Trials for Dakota Access Pipeline protesters begin next week, but there aren’t enough attorneys to take their cases. The Morton County Sheriff’s Department lists 264 people who have no lawyer at all, and the 265 people who have been assigned public defense attorneys aren’t receiving adequate counsel.
In order to fix the problem, advocates from North Dakota and Minnesota are now trying to convince the North Dakota Supreme Court to give the green light to lawyers from other states — who have no license to practice in North Dakota — to come in and help. A group of 10 legal organizations, including the American Civil Liberties Union (ACLU), and lawyers from both states filed an official petition to the the court on Wednesday.
There have been mass arrests of DAPL protesters since August, when thousands of protesters set up camps on the Standing Rock reservation.
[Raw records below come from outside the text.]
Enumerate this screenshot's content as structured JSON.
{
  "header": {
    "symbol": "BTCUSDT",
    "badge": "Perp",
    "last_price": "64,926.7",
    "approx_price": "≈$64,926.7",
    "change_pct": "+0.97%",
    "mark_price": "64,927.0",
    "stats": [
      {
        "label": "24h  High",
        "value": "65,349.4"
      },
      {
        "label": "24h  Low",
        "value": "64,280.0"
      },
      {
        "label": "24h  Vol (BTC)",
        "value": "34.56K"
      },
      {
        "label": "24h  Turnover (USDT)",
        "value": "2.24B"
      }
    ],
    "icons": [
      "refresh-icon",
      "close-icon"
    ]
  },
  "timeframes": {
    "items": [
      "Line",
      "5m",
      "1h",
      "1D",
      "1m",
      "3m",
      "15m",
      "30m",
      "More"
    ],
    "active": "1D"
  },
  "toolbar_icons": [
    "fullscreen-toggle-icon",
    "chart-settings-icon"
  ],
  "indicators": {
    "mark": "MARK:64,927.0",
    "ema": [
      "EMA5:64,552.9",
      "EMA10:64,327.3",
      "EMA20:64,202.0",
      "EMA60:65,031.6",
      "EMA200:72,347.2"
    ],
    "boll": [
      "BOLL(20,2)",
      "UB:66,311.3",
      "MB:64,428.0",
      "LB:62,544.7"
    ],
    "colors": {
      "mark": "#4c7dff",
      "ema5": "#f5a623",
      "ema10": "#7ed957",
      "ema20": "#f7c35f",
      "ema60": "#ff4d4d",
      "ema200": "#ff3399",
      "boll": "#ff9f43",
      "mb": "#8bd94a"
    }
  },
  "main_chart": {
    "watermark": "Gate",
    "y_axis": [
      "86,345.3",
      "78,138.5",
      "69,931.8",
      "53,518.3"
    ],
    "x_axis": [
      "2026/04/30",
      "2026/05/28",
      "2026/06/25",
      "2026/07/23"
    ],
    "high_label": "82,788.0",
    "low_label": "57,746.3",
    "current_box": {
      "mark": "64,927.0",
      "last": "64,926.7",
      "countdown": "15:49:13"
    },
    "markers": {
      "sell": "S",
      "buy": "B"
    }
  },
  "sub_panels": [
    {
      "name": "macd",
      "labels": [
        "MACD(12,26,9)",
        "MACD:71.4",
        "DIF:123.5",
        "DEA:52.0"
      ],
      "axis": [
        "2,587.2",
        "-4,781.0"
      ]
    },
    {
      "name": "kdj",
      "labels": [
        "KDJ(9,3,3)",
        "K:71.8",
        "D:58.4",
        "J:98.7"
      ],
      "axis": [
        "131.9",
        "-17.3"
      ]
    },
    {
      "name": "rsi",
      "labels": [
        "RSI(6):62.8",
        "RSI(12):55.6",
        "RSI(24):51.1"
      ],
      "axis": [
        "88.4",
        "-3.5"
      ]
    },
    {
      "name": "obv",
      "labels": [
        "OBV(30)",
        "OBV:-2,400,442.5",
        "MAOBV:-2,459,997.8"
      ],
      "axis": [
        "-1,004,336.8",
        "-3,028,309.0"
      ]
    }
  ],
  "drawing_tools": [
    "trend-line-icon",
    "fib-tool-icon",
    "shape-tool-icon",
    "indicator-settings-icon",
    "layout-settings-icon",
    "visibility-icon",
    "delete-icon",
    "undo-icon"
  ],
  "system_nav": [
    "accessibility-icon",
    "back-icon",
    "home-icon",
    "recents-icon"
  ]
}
The protesters, who call themselves Water Protectors, faced persistent, militarized policing by the Morton County Sheriff’s Department over the past few months. More than 550 people were detained for trumped up misdemeanor charges — including disorderly conduct, inciting a riot, and trespassing — and felony charges for reckless endangerment and conspiracy charges.